My best advice is to be open to anything and everything. I think of it as a combination bike lock with the four dials and you’ve forgotten the code. In effect, to break the code, you could fiddle with it to try every conceivable combination of numbers that will open it. I feel like my addiction is like that. Just keep slapping ideas up against the wall and see what sticks. Some people swear by a 12-step program, others abstinence, others hypnotherapy, or whatever.
All I can say is what worked for me and that is getting to the deepest root of my cravings, this master-slave relationship and chipping away at what was driving me to those foods. Sure, the 10-day sugar challenge got the ball rolling for me but that just took away the surface symptoms. I do believe that momentum is a powerful tool to help anyone out of addiction (and in another blog post, I write about how getting a colonoscopy rid me of alcohol).
Success is predicated on the environment. For me, I took myself out of the environment of the sweets in the form of avoiding the convenience store, which was difficult in a practical everyday sense. Also, my friends were supportive, either not eating chocolate in front of me or on my birthday offering a non-chocolate treat with a candle, which was very nice.
I really believe the deprivation idea is key. Rather than feeling the lack of the chocolate candy and ice cream — the stuff that I wasn’t eating — I replaced that notion with the good things I was consuming like healthy foods I love or an overabundance of greens (broccoli, kale, salad) instead of white (sugar, pasta, carbs). Of course, there is a chemical addiction to the sugar and for that, I suggest working with a medical professional, a doctor or nutritionist. For the emotional stuff, create a mantra, something that speaks to your deepest core. I have a meditation practice and one day the phrase, “I am not a slave to food, I will not be a slave to food” came to me so I wrote it down and decided it was my thing. It is simple and it works for me. In the beginning, when I was home or alone, I would say it out loud or if I were in the store or on the street, I would whisper it or say it in my head. Writing it too, as I’ve mentioned, is very powerful — seeing the words on paper or on screen, making the mind/hand connection.
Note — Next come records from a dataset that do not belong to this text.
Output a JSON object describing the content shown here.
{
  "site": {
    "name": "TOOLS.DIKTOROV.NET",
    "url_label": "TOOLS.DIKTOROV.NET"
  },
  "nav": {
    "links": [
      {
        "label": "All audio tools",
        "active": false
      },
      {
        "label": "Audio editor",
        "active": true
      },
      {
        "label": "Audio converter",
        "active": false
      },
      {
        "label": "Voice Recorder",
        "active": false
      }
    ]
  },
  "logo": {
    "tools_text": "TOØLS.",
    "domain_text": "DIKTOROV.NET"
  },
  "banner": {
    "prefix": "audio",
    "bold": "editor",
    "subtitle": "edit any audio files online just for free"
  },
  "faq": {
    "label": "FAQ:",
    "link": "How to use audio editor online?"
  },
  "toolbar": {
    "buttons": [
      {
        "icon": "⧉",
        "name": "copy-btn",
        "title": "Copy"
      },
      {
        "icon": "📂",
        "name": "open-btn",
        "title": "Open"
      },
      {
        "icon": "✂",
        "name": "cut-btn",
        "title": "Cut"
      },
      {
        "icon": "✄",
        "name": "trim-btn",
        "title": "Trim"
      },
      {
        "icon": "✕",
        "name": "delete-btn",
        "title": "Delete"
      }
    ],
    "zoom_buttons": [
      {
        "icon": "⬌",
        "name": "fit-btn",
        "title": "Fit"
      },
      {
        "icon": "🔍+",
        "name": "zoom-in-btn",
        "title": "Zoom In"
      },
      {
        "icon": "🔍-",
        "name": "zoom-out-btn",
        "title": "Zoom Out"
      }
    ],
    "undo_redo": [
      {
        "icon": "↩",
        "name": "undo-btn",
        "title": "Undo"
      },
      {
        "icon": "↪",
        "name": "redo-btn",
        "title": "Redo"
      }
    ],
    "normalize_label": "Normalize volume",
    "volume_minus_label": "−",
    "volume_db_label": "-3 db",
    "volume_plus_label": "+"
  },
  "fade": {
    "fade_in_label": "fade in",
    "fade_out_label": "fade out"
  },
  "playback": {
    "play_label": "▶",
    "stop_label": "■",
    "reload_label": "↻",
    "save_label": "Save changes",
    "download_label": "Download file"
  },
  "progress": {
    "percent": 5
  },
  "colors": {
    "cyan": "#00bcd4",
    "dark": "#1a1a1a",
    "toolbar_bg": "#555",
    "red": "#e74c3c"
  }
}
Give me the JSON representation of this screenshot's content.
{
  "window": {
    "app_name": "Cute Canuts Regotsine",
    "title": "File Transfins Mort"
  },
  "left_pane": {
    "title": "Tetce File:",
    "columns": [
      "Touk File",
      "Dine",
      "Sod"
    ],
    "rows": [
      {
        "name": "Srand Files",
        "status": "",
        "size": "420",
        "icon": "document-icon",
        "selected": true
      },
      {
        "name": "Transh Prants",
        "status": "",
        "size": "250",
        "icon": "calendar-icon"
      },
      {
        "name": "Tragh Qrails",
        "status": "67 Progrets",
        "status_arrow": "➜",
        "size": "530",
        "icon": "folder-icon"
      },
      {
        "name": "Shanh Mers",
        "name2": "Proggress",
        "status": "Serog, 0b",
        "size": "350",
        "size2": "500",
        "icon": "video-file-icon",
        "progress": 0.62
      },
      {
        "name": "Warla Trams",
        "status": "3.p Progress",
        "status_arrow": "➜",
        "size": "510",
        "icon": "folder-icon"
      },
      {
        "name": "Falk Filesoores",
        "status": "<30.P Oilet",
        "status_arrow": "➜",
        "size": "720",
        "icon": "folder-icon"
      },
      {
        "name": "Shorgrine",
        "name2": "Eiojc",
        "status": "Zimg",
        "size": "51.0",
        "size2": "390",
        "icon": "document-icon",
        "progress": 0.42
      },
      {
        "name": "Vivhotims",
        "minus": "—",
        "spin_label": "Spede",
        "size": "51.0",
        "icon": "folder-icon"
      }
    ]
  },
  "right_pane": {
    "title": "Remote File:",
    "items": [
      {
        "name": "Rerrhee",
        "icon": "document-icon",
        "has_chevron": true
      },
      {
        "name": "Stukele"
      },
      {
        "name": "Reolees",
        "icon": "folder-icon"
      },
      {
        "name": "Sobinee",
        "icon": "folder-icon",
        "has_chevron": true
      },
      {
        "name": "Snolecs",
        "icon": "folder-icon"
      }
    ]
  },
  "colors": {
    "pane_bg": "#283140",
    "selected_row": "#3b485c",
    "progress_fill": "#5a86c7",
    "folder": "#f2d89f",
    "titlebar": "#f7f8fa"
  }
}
These tools won’t work for everyone. You have to do the personal work and that will only come when you’re ready, truly ready. I can admit that now because it’s embarrassing to have gone on for so long, but for several years, I was not ready. Just not ready. I really wanted to eat like I was and consume the chocolate, the donuts, the ice cream. They were my companions and it was fun going to the store, seeing the colorful candy wrappers, making the choices of what I wanted that night. Finally, something triggered in me to stop. I don’t know exactly what it was — the information in the documentary, Katie Couric’s voice, the 10-day sugar challenge or the fear of finally being ill or obese. I don’t think from an intellectual standpoint I or anyone — a therapist, a counselor, a nutritionist — will ever know what has helped me. But the momentum, the knowledge that today, I can look back and recognize that those. behaviors are a thing of the past is a great achievement. It shows me that I can do anything not from a superhero standpoint but from an Anything is possible standpoint. As a professional writer, I avoid cliches (like the plague! LOL) but I have to rely on the old standard: if I can overcome my addiction, anyone can. It doesn’t take a special person or special skills. I believe it’s a timing issue and being in the place in your life where the sun and moon and stars are all aligned with your deepest desire to want to change.
This essay was originally published here: http://www.jenniferkarchmer.com/newsletter/addiction-qa-with-jennifer-food